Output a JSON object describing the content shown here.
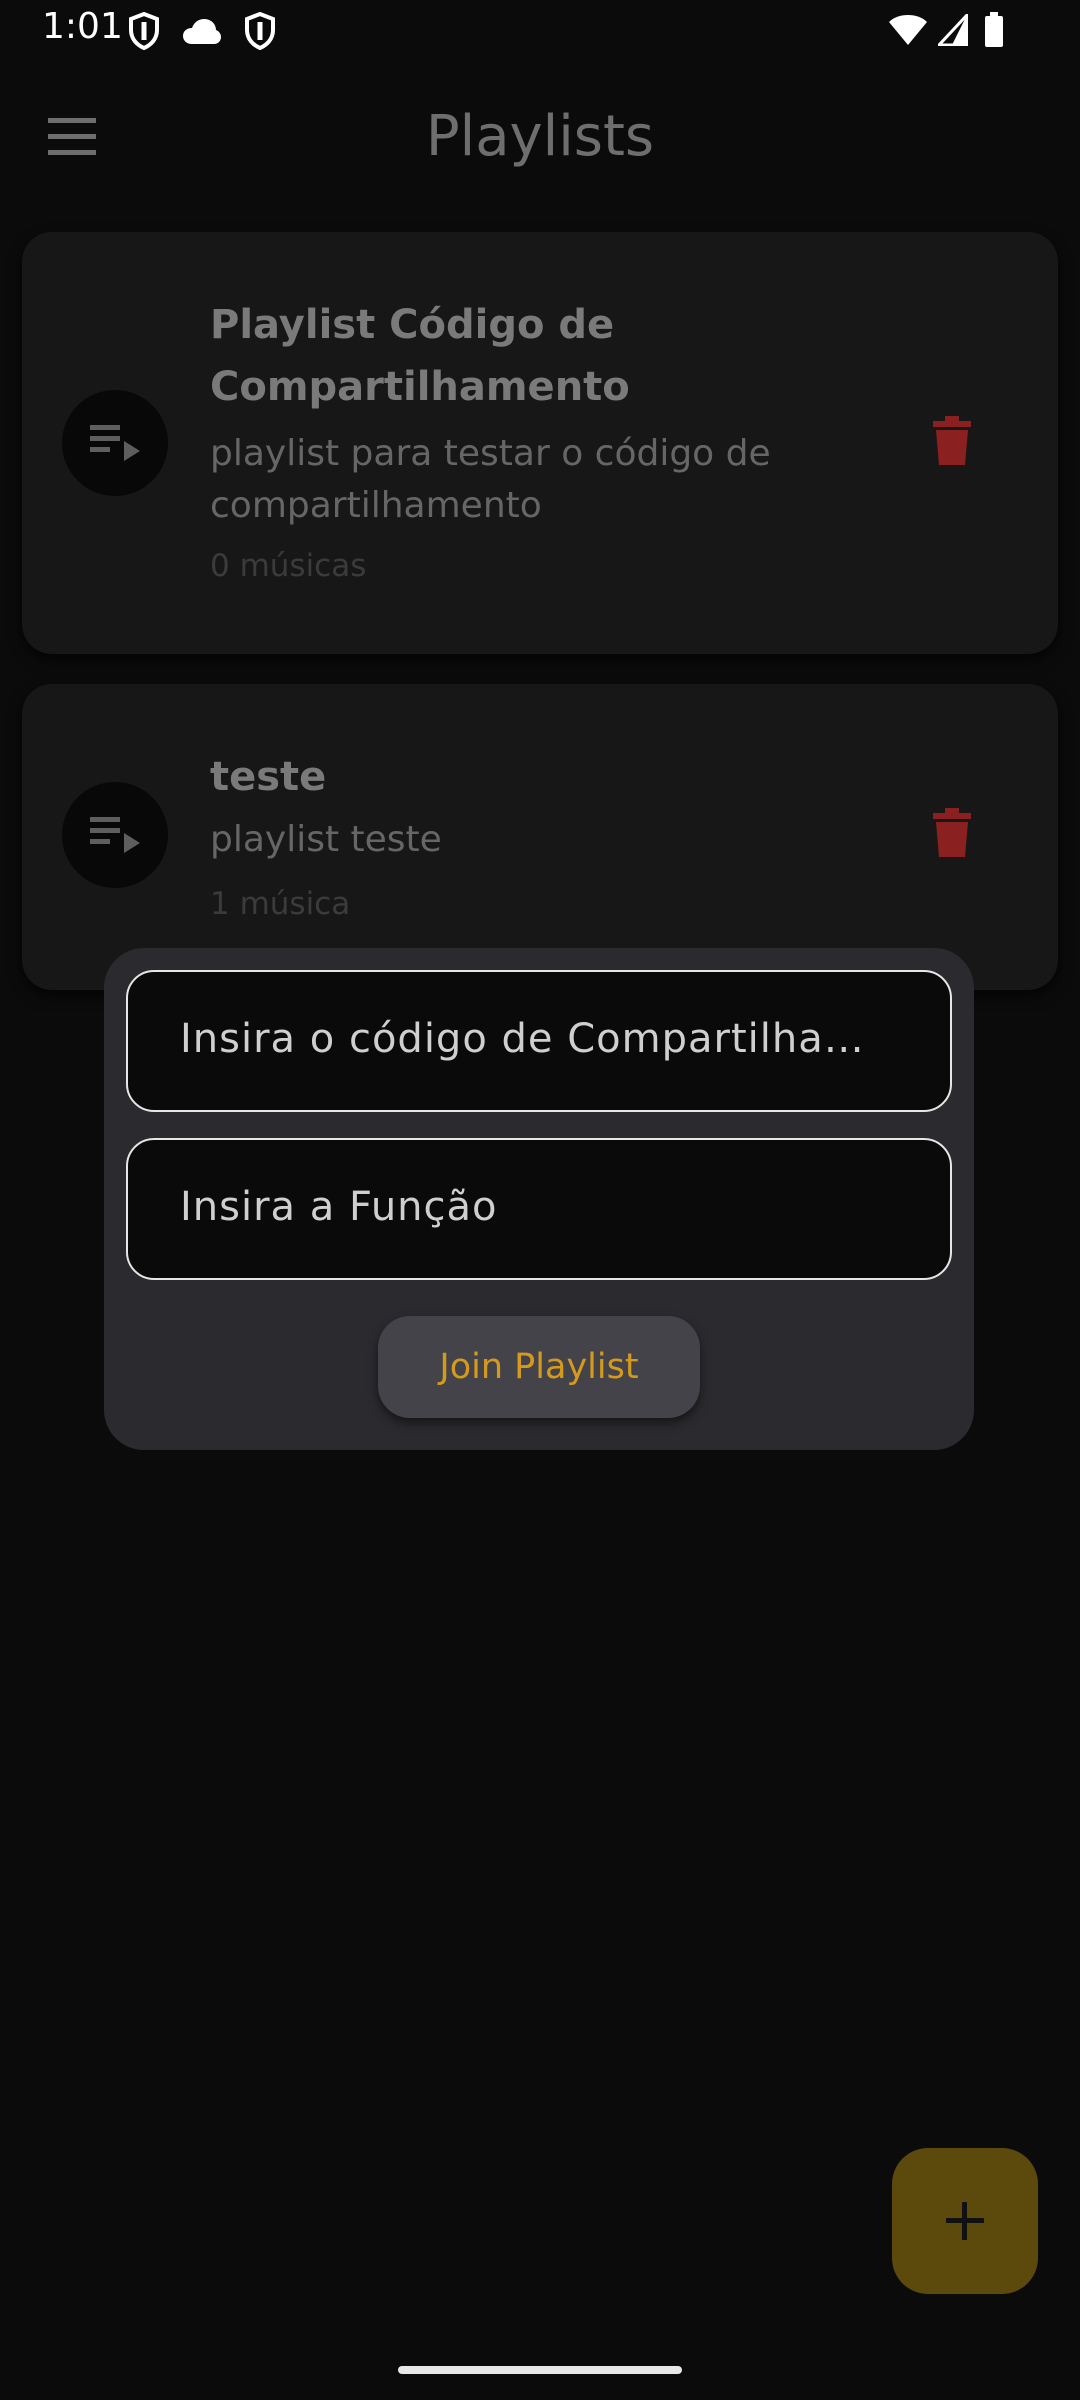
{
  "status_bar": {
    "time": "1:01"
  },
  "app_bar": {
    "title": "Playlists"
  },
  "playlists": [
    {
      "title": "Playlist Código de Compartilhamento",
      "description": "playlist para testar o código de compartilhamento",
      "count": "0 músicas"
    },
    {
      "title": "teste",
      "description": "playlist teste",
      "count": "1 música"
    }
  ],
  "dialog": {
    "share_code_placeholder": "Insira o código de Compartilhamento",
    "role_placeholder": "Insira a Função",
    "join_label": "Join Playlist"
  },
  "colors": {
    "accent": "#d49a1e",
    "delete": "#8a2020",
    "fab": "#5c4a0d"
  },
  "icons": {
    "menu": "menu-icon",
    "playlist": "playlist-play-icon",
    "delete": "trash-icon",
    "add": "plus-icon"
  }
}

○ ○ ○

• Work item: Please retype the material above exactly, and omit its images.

• Exercise answer:
Output a JSON object describing the content shown here.
{
  "status_bar": {
    "time": "1:01"
  },
  "app_bar": {
    "title": "Playlists"
  },
  "playlists": [
    {
      "title": "Playlist Código de Compartilhamento",
      "description": "playlist para testar o código de compartilhamento",
      "count": "0 músicas"
    },
    {
      "title": "teste",
      "description": "playlist teste",
      "count": "1 música"
    }
  ],
  "dialog": {
    "share_code_placeholder": "Insira o código de Compartilhamento",
    "role_placeholder": "Insira a Função",
    "join_label": "Join Playlist"
  },
  "colors": {
    "accent": "#d49a1e",
    "delete": "#8a2020",
    "fab": "#5c4a0d"
  },
  "icons": {
    "menu": "menu-icon",
    "playlist": "playlist-play-icon",
    "delete": "trash-icon",
    "add": "plus-icon"
  }
}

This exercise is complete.